> **TASK BRIEF**
Word for word, copy out the data below, omitting pictures.

> **DATASET**
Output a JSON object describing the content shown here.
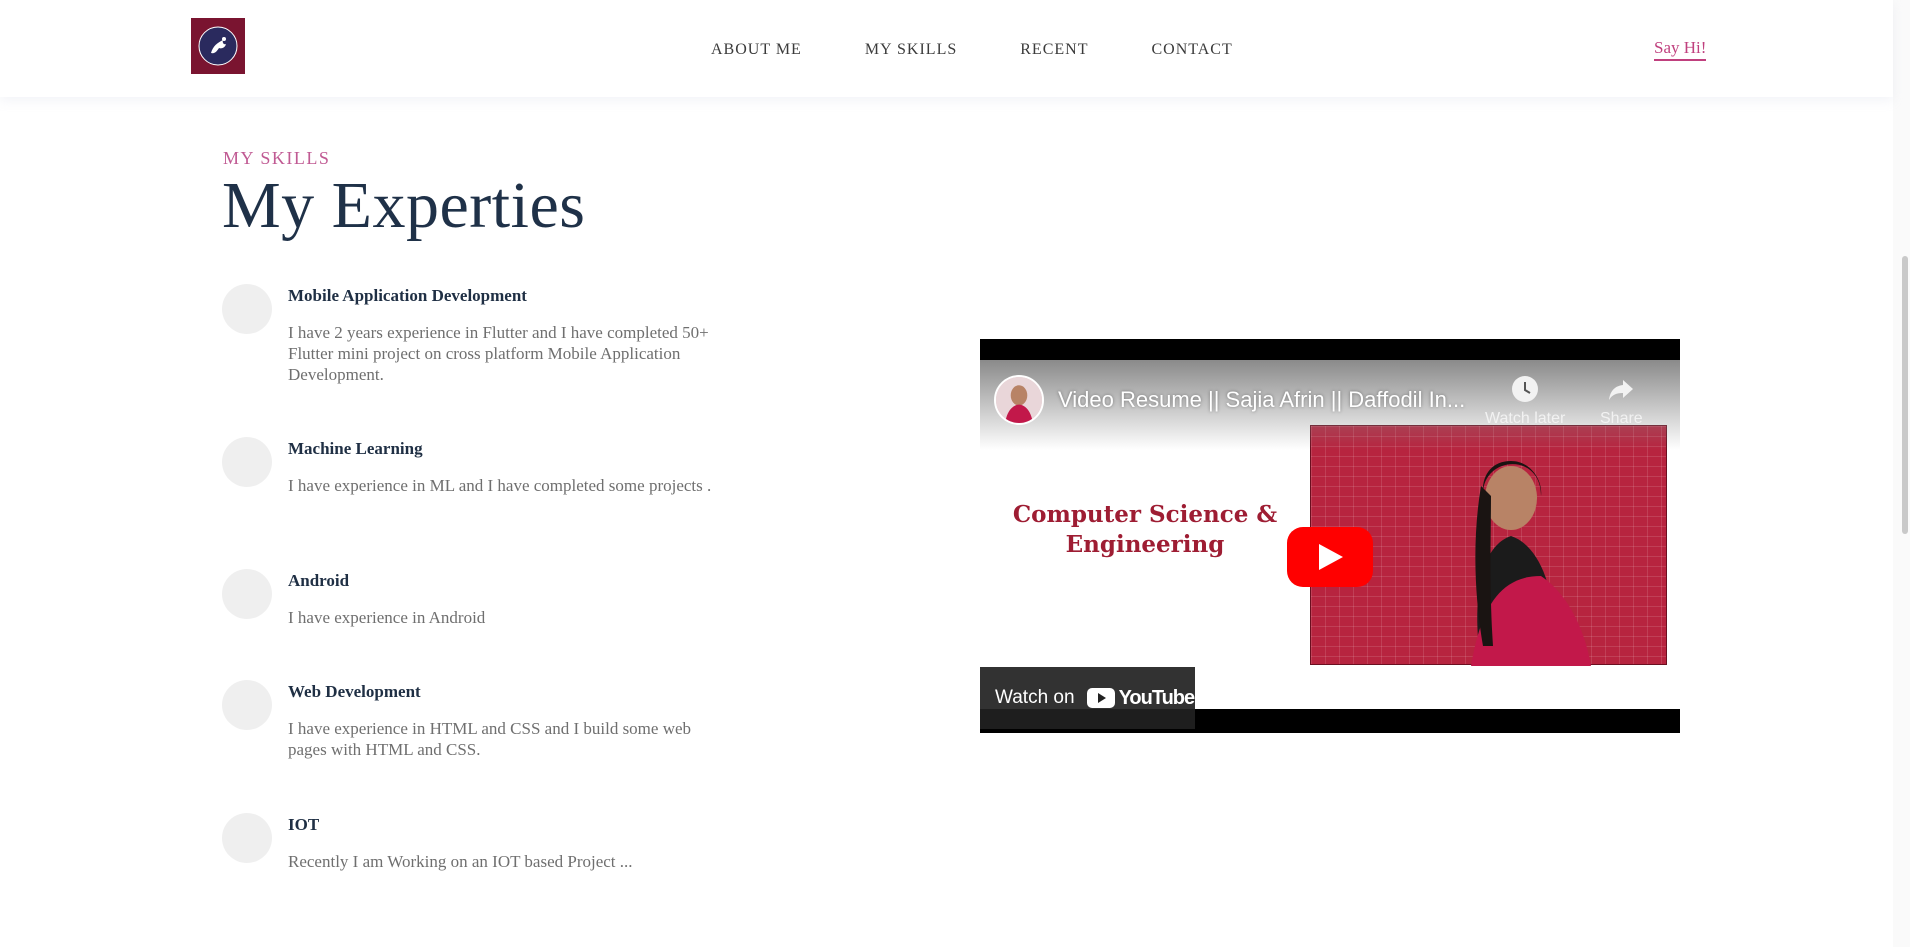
{
  "nav": {
    "items": [
      "ABOUT ME",
      "MY SKILLS",
      "RECENT",
      "CONTACT"
    ],
    "cta": "Say Hi!"
  },
  "section": {
    "eyebrow": "MY SKILLS",
    "title": "My Experties"
  },
  "skills": [
    {
      "title": "Mobile Application Development",
      "desc": "I have 2 years experience in Flutter and I have completed 50+ Flutter mini project on cross platform Mobile Application Development."
    },
    {
      "title": "Machine Learning",
      "desc": "I have experience in ML and I have completed some projects ."
    },
    {
      "title": "Android",
      "desc": "I have experience in Android"
    },
    {
      "title": "Web Development",
      "desc": "I have experience in HTML and CSS and I build some web pages with HTML and CSS."
    },
    {
      "title": "IOT",
      "desc": "Recently I am Working on an IOT based Project ..."
    }
  ],
  "video": {
    "title": "Video Resume || Sajia Afrin || Daffodil In...",
    "watch_later": "Watch later",
    "share": "Share",
    "thumbnail_text": "Computer Science & Engineering",
    "watch_on": "Watch on",
    "youtube": "YouTube"
  },
  "colors": {
    "accent": "#c0407e",
    "heading": "#1f3148",
    "logo_bg": "#7a1430"
  }
}
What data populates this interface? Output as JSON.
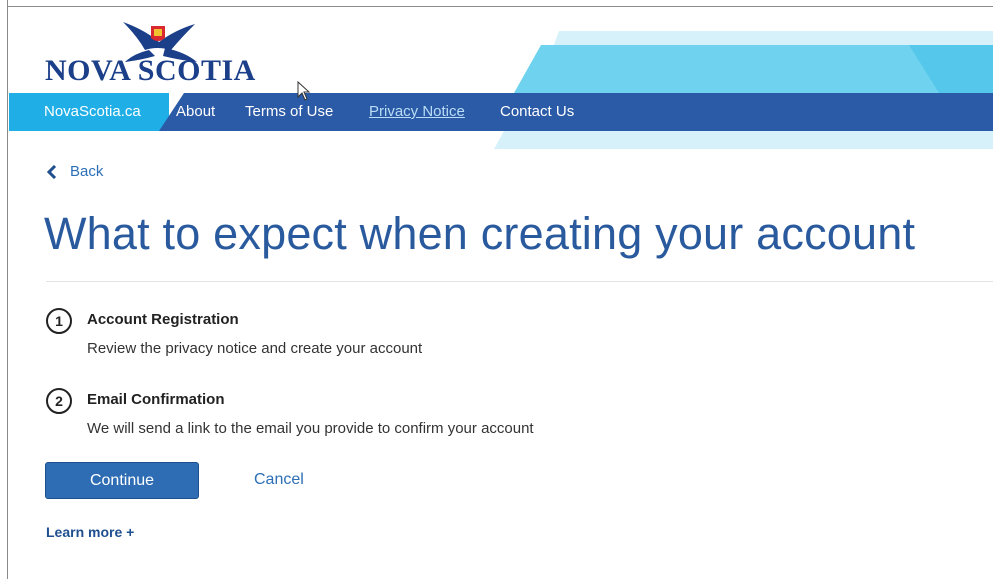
{
  "header": {
    "logo_text": "NOVA SCOTIA"
  },
  "nav": {
    "home": "NovaScotia.ca",
    "about": "About",
    "terms": "Terms of Use",
    "privacy": "Privacy Notice",
    "contact": "Contact Us"
  },
  "back": {
    "label": "Back",
    "icon": "chevron-left-icon"
  },
  "page_title": "What to expect when creating your account",
  "steps": [
    {
      "number": "1",
      "title": "Account Registration",
      "description": "Review the privacy notice and create your account"
    },
    {
      "number": "2",
      "title": "Email Confirmation",
      "description": "We will send a link to the email you provide to confirm your account"
    }
  ],
  "actions": {
    "continue_label": "Continue",
    "cancel_label": "Cancel",
    "learn_more_label": "Learn more +"
  },
  "colors": {
    "nav_blue": "#2b5aa6",
    "nav_cyan": "#1faee6",
    "accent_light": "#66d0ee",
    "title_blue": "#2a5a9e",
    "button_blue": "#2e6db4",
    "link_blue": "#2c6fb5"
  }
}
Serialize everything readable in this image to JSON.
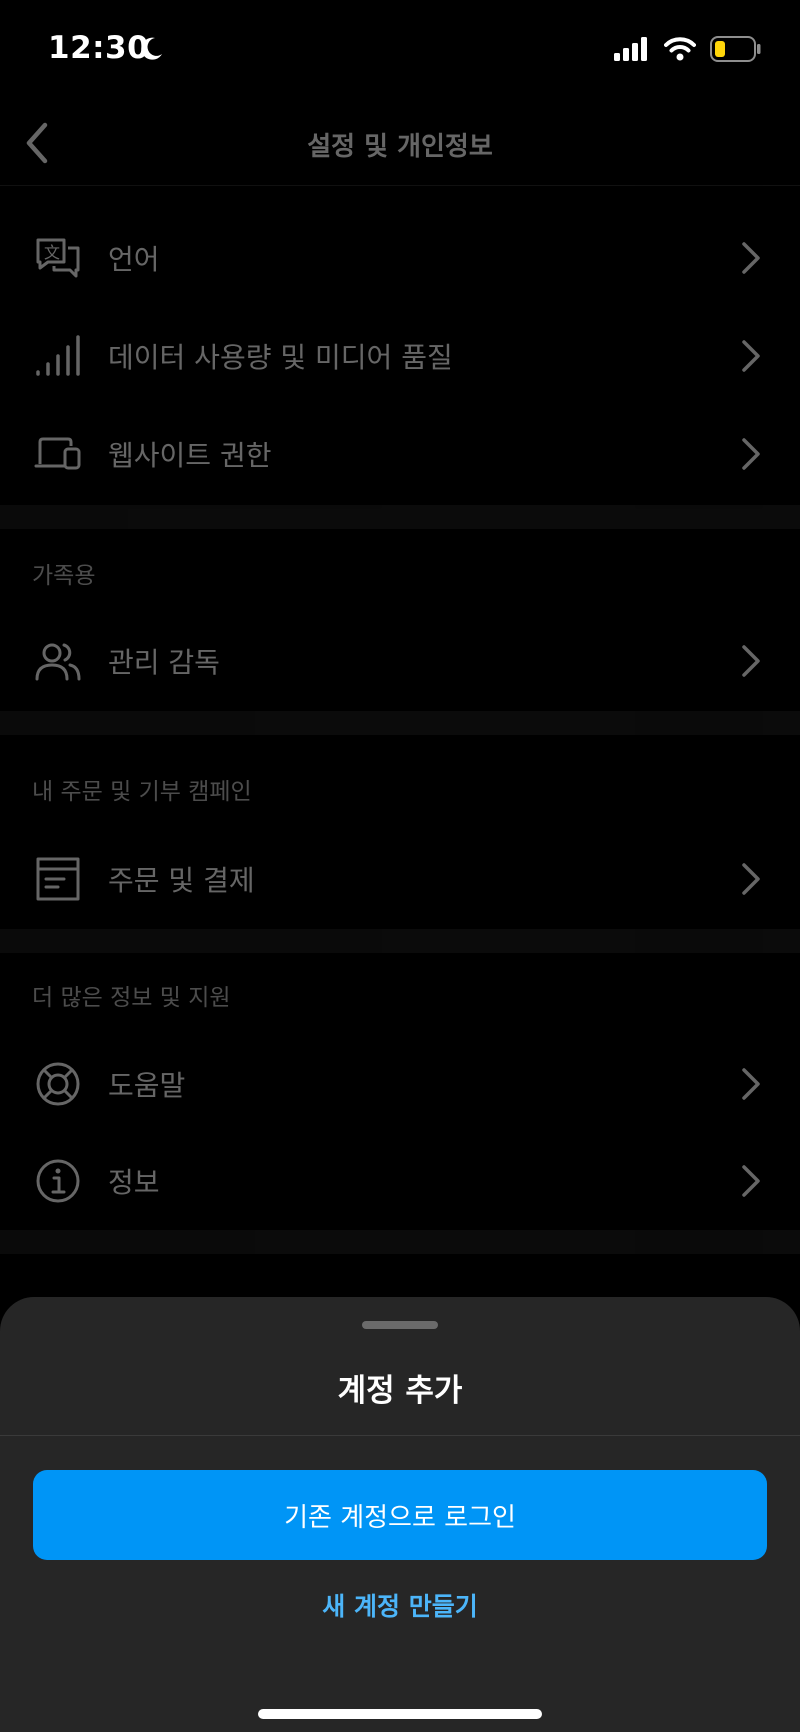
{
  "status_bar": {
    "time": "12:30",
    "icons": [
      "moon-icon",
      "signal-icon",
      "wifi-icon",
      "battery-icon"
    ],
    "battery_color": "#ffd60a"
  },
  "nav": {
    "title": "설정 및 개인정보",
    "back_icon": "chevron-left-icon"
  },
  "sections": {
    "general": {
      "items": [
        {
          "label": "언어",
          "icon": "translate-icon"
        },
        {
          "label": "데이터 사용량 및 미디어 품질",
          "icon": "signal-bars-icon"
        },
        {
          "label": "웹사이트 권한",
          "icon": "devices-icon"
        }
      ]
    },
    "family": {
      "header": "가족용",
      "items": [
        {
          "label": "관리 감독",
          "icon": "people-icon"
        }
      ]
    },
    "orders": {
      "header": "내 주문 및 기부 캠페인",
      "items": [
        {
          "label": "주문 및 결제",
          "icon": "order-box-icon"
        }
      ]
    },
    "support": {
      "header": "더 많은 정보 및 지원",
      "items": [
        {
          "label": "도움말",
          "icon": "lifebuoy-icon"
        },
        {
          "label": "정보",
          "icon": "info-icon"
        }
      ]
    }
  },
  "sheet": {
    "title": "계정 추가",
    "primary_button": "기존 계정으로 로그인",
    "secondary_link": "새 계정 만들기",
    "accent_color": "#0095f6",
    "link_color": "#4cb5f9"
  }
}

> **ANSWER TO THIS PROBLEM**
Output a JSON object describing the content shown here.
{
  "nav": {
    "items": [
      "ABOUT ME",
      "MY SKILLS",
      "RECENT",
      "CONTACT"
    ],
    "cta": "Say Hi!"
  },
  "section": {
    "eyebrow": "MY SKILLS",
    "title": "My Experties"
  },
  "skills": [
    {
      "title": "Mobile Application Development",
      "desc": "I have 2 years experience in Flutter and I have completed 50+ Flutter mini project on cross platform Mobile Application Development."
    },
    {
      "title": "Machine Learning",
      "desc": "I have experience in ML and I have completed some projects ."
    },
    {
      "title": "Android",
      "desc": "I have experience in Android"
    },
    {
      "title": "Web Development",
      "desc": "I have experience in HTML and CSS and I build some web pages with HTML and CSS."
    },
    {
      "title": "IOT",
      "desc": "Recently I am Working on an IOT based Project ..."
    }
  ],
  "video": {
    "title": "Video Resume || Sajia Afrin || Daffodil In...",
    "watch_later": "Watch later",
    "share": "Share",
    "thumbnail_text": "Computer Science & Engineering",
    "watch_on": "Watch on",
    "youtube": "YouTube"
  },
  "colors": {
    "accent": "#c0407e",
    "heading": "#1f3148",
    "logo_bg": "#7a1430"
  }
}
What data populates this interface? Output as JSON.
{
  "header": {
    "logo_text": "NOVA SCOTIA"
  },
  "nav": {
    "home": "NovaScotia.ca",
    "about": "About",
    "terms": "Terms of Use",
    "privacy": "Privacy Notice",
    "contact": "Contact Us"
  },
  "back": {
    "label": "Back",
    "icon": "chevron-left-icon"
  },
  "page_title": "What to expect when creating your account",
  "steps": [
    {
      "number": "1",
      "title": "Account Registration",
      "description": "Review the privacy notice and create your account"
    },
    {
      "number": "2",
      "title": "Email Confirmation",
      "description": "We will send a link to the email you provide to confirm your account"
    }
  ],
  "actions": {
    "continue_label": "Continue",
    "cancel_label": "Cancel",
    "learn_more_label": "Learn more +"
  },
  "colors": {
    "nav_blue": "#2b5aa6",
    "nav_cyan": "#1faee6",
    "accent_light": "#66d0ee",
    "title_blue": "#2a5a9e",
    "button_blue": "#2e6db4",
    "link_blue": "#2c6fb5"
  }
}
Serialize everything readable in this image to JSON.
{
  "status_bar": {
    "time": "12:30",
    "icons": [
      "moon-icon",
      "signal-icon",
      "wifi-icon",
      "battery-icon"
    ],
    "battery_color": "#ffd60a"
  },
  "nav": {
    "title": "설정 및 개인정보",
    "back_icon": "chevron-left-icon"
  },
  "sections": {
    "general": {
      "items": [
        {
          "label": "언어",
          "icon": "translate-icon"
        },
        {
          "label": "데이터 사용량 및 미디어 품질",
          "icon": "signal-bars-icon"
        },
        {
          "label": "웹사이트 권한",
          "icon": "devices-icon"
        }
      ]
    },
    "family": {
      "header": "가족용",
      "items": [
        {
          "label": "관리 감독",
          "icon": "people-icon"
        }
      ]
    },
    "orders": {
      "header": "내 주문 및 기부 캠페인",
      "items": [
        {
          "label": "주문 및 결제",
          "icon": "order-box-icon"
        }
      ]
    },
    "support": {
      "header": "더 많은 정보 및 지원",
      "items": [
        {
          "label": "도움말",
          "icon": "lifebuoy-icon"
        },
        {
          "label": "정보",
          "icon": "info-icon"
        }
      ]
    }
  },
  "sheet": {
    "title": "계정 추가",
    "primary_button": "기존 계정으로 로그인",
    "secondary_link": "새 계정 만들기",
    "accent_color": "#0095f6",
    "link_color": "#4cb5f9"
  }
}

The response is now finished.